We’d like to believe prisons are for criminals, mental health facilities are for people with mental illnesses, and the two never meet. Yet the reality is more complicated; our criminal justice system is overwhelmed by people with mental health issues.
Here’s how it works: When most people see a person acting erratically, they call 911. This means that people having a mental health crisis are more likely to be met by police than medical professionals.
Part of being a police officer is de-escalating situations. But police officers are not always adequately trained to do that when dealing with people who are mentally ill. They’re cops, not counselors, after all. So, two million such people are then booked into jails each year, where most don’t receive treatment.
A person living at home with a bipolar disorder doesn’t need permission to take medications that have been legally prescribed for them. Jail inmates, however, may have to go days without essential medication while they wait for a psychiatric evaluation. From jail, many of these people go into courtrooms—when what they need instead are medications, counseling, and mental health services.
If they’re convicted, prison isn’t kind either. Mentally ill inmates tend to stay longer in prison, in part because they sometimes can’t understand the rules. Unfortunately, releasing them doesn’t always help; many become homeless, pop up in emergency rooms, or get arrested again because they don’t have long-term support.
There are ways to better serve people with mental health issues at all levels of the criminal justice system. It starts with informed policing.
Alvis is a nonprofit human services agency with over 50 years of experience providing highly effective treatment programs in Ohio. Our vision is that communities value a person’s potential more than their past.
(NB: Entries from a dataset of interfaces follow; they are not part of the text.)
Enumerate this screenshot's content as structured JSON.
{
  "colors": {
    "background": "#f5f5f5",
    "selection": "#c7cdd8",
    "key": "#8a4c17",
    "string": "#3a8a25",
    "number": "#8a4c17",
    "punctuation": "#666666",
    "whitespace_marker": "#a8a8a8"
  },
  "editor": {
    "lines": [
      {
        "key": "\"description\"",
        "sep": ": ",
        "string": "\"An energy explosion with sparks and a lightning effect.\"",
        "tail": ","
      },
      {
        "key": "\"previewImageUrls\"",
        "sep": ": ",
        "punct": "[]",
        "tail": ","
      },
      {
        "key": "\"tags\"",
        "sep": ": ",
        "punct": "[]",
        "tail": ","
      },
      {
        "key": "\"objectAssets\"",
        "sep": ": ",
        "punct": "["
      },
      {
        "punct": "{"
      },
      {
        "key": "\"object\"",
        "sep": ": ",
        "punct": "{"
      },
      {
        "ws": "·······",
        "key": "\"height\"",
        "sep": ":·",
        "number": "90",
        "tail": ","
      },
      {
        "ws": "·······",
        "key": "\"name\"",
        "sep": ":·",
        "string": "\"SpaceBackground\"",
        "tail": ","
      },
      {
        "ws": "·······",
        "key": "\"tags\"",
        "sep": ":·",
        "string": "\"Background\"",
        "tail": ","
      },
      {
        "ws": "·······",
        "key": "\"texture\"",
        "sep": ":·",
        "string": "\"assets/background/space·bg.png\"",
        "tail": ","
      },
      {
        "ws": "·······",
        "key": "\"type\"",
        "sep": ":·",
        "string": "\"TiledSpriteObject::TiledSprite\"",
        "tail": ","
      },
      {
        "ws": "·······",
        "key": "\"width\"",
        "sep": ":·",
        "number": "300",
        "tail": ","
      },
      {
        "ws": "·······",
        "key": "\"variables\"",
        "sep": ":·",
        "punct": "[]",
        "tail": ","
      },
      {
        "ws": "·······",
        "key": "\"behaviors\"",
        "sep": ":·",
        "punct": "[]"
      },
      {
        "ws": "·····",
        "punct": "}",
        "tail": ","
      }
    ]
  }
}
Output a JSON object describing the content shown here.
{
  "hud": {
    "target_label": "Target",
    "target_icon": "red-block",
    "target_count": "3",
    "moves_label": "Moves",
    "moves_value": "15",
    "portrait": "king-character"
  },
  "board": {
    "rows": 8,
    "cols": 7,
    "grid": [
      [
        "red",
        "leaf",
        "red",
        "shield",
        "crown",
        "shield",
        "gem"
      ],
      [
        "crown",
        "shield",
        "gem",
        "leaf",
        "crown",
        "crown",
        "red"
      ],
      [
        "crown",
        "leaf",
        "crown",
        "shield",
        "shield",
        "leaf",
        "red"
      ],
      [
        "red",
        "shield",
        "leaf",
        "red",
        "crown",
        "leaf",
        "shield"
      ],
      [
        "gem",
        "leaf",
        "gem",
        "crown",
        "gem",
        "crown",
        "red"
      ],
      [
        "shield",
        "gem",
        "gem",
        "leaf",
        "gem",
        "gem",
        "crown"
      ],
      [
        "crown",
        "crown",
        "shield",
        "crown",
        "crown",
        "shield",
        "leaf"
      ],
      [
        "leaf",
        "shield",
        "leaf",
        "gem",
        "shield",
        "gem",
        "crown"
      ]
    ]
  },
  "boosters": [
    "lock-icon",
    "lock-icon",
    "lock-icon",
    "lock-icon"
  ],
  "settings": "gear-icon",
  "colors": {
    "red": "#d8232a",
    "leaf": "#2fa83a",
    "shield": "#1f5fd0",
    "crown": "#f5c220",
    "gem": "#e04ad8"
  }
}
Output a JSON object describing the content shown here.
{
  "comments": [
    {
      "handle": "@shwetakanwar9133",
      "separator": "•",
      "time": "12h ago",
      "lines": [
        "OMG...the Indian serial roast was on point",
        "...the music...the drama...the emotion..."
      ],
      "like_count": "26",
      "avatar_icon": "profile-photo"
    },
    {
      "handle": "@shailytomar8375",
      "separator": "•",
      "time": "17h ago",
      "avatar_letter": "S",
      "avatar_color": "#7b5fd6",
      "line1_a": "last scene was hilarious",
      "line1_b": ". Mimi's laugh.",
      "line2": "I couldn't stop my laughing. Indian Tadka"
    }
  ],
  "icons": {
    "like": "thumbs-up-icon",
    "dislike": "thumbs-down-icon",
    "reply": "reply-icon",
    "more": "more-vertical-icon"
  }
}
For more information on how Alvis can help you or to learn more about how you can get involved, contact us here.